[Exercise aim]
Your response should consist of the data that follows, repeated in full without alteration.

[Source data]

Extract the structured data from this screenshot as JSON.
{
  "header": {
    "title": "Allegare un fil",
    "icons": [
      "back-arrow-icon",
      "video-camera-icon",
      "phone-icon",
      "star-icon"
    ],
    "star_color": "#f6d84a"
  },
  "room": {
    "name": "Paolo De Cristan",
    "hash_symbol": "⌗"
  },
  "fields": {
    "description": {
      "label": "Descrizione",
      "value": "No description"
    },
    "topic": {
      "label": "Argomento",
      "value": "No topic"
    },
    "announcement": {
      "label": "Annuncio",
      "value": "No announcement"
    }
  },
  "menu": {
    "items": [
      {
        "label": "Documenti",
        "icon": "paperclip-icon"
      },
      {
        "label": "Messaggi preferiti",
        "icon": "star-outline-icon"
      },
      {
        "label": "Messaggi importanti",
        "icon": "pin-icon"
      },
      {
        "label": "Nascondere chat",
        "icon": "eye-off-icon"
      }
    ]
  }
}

[Result of the task]
Extract the structured data from this screenshot as JSON.
{
  "header": {
    "title": "Allegare un fil",
    "icons": [
      "back-arrow-icon",
      "video-camera-icon",
      "phone-icon",
      "star-icon"
    ],
    "star_color": "#f6d84a"
  },
  "room": {
    "name": "Paolo De Cristan",
    "hash_symbol": "⌗"
  },
  "fields": {
    "description": {
      "label": "Descrizione",
      "value": "No description"
    },
    "topic": {
      "label": "Argomento",
      "value": "No topic"
    },
    "announcement": {
      "label": "Annuncio",
      "value": "No announcement"
    }
  },
  "menu": {
    "items": [
      {
        "label": "Documenti",
        "icon": "paperclip-icon"
      },
      {
        "label": "Messaggi preferiti",
        "icon": "star-outline-icon"
      },
      {
        "label": "Messaggi importanti",
        "icon": "pin-icon"
      },
      {
        "label": "Nascondere chat",
        "icon": "eye-off-icon"
      }
    ]
  }
}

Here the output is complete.